[Information shown]:

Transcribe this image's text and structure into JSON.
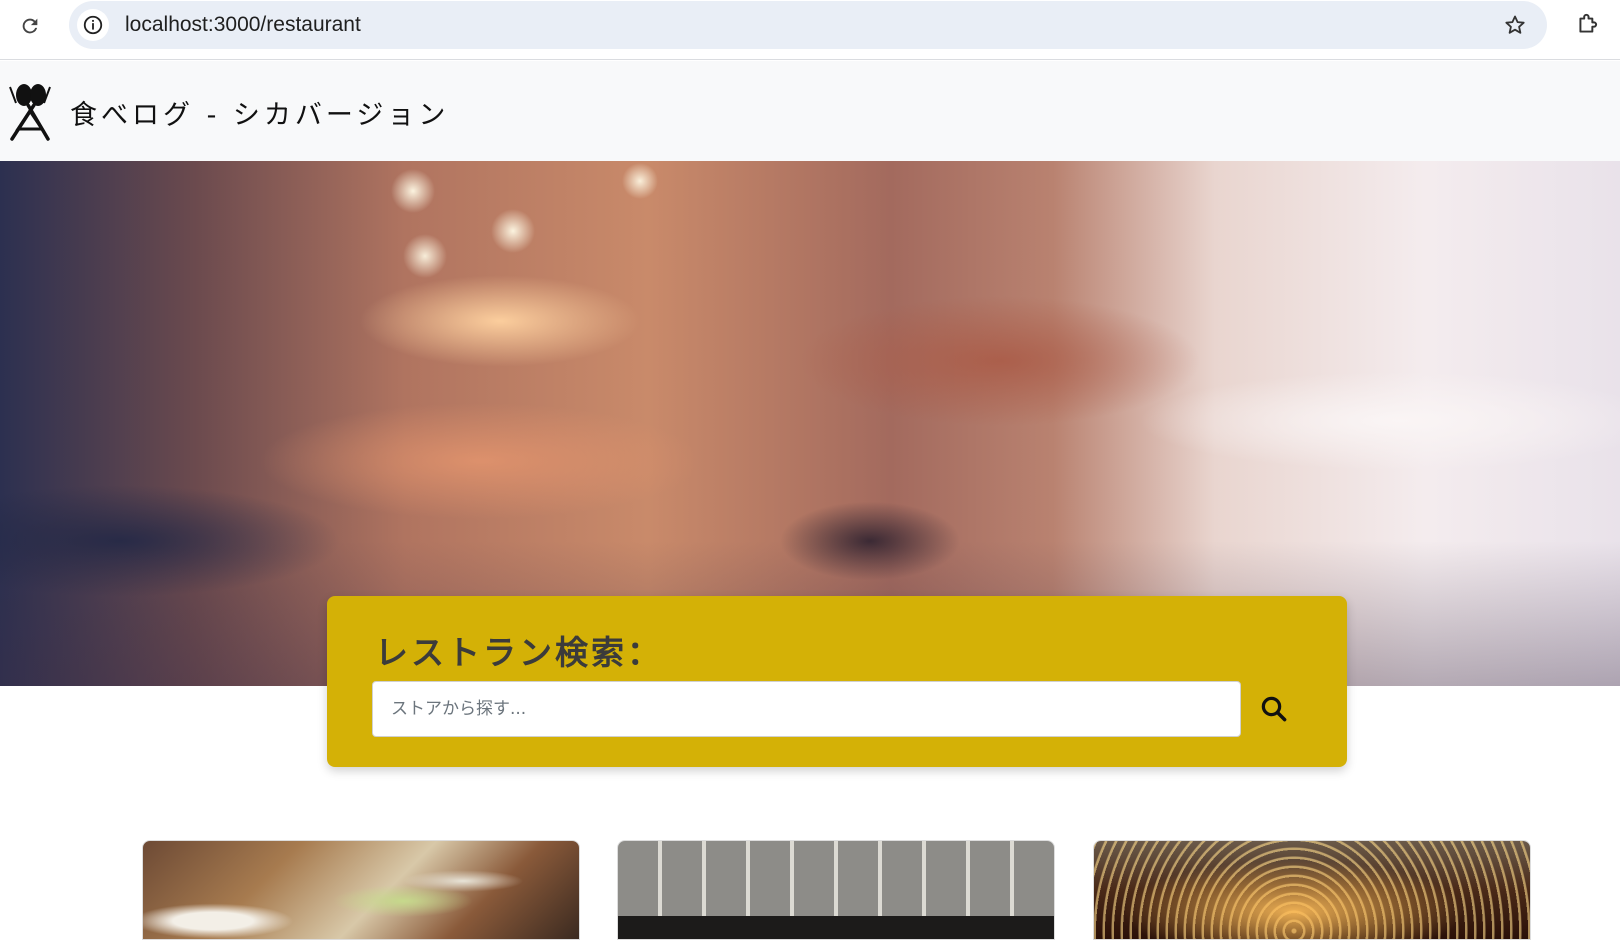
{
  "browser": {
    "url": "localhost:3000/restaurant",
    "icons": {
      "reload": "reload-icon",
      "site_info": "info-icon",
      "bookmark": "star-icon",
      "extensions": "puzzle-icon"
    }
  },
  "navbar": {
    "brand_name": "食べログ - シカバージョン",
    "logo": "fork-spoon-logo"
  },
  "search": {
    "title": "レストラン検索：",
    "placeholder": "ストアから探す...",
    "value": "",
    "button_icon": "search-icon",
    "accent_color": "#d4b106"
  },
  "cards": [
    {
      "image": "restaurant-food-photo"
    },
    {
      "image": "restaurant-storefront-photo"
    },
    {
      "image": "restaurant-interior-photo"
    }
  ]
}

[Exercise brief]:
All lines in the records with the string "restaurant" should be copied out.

[Exercise output]:
    "url": "localhost:3000/restaurant",
      "image": "restaurant-food-photo"
      "image": "restaurant-storefront-photo"
      "image": "restaurant-interior-photo"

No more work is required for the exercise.